The people in charge of F1 aren't known for making popular decisions. That's why we were utterly flabbergasted to learn that the F1's governing body decided to get rid of the rules that basically limited all communications between drivers and their teams. Is that a draft I feel, or did hell freeze over?
Hyperbole aside, F1's radio rules were wildly unpopular with fans, led to some fairly ridiculous penalties, and genuinely alarming, preventable accidents. Force India's Sergio Perez crashed out on the last lap of the Austrian GP because his team chose not to notify him of a brake failure over fear of penalty. Jenson Button received a penalty at the Hungarian GP for being warned of brake failure by his team.
"We've decided to open up radio communication again," Bernie Ecclestone said . "Everyone will again be able to say what they want."
The decision to reverse these rules accompanied the FIA's announcement that it wouldn't adopt 'Halo' safety cockpits for the 2017 season. Drivers and teams won't be able to communicate on the formation lap, but during the race proper, all communications are kosher. This change goes into effect immediately, just before this weekend's German Grand Prix.
Of course, Ecclestone and other F1 rule makers didn't reverse radio rules for the good of the sport. Don't be ridiculous! They did it because, according to Ecclestone, having more communications between teams and drivers makes for better TV.
Ecclestone apparently told Autosport that the lack of radio was "not good for the show."

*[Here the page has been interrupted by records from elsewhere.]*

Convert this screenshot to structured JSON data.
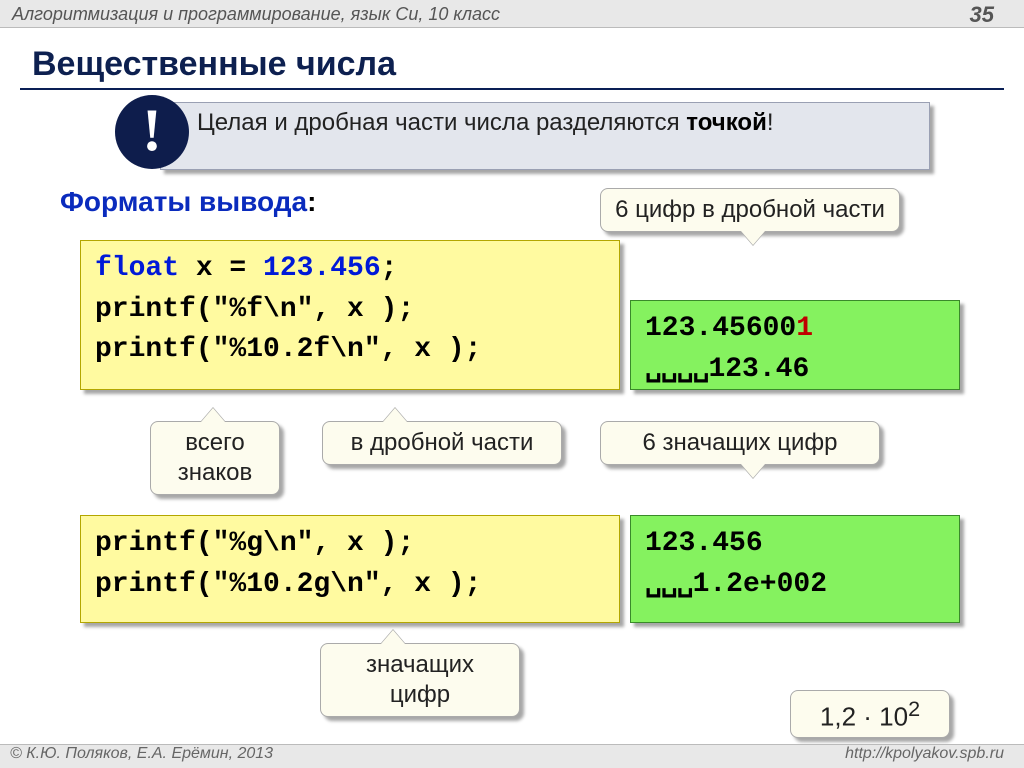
{
  "header": "Алгоритмизация и программирование, язык Си, 10 класс",
  "page": "35",
  "title": "Вещественные числа",
  "note": {
    "pre": "Целая и дробная части числа разделяются ",
    "bold": "точкой",
    "post": "!"
  },
  "subhead": "Форматы вывода",
  "code1": {
    "l1_kw": "float",
    "l1_var": " x = ",
    "l1_num": "123.456",
    "l1_semi": ";",
    "l2": "printf(\"%f\\n\", x );",
    "l3": "printf(\"%10.2f\\n\", x );"
  },
  "out1": {
    "l1a": "123.45600",
    "l1b": "1",
    "l2_pad": "␣␣␣␣",
    "l2_val": "123.46"
  },
  "code2": {
    "l1": "printf(\"%g\\n\", x );",
    "l2": "printf(\"%10.2g\\n\", x );"
  },
  "out2": {
    "l1": "123.456",
    "l2_pad": "␣␣␣",
    "l2_val": "1.2e+002"
  },
  "bubbles": {
    "top6": "6 цифр в дробной части",
    "vseh": "всего знаков",
    "drob": "в дробной части",
    "sixsig": "6 значащих цифр",
    "znach": "значащих цифр",
    "exp_a": "1,2 · 10",
    "exp_sup": "2"
  },
  "footer": {
    "left": "© К.Ю. Поляков, Е.А. Ерёмин, 2013",
    "right": "http://kpolyakov.spb.ru"
  },
  "badge": "!"
}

Oh well, at least F1 made a good decision . . . even if it was done for silly reasons.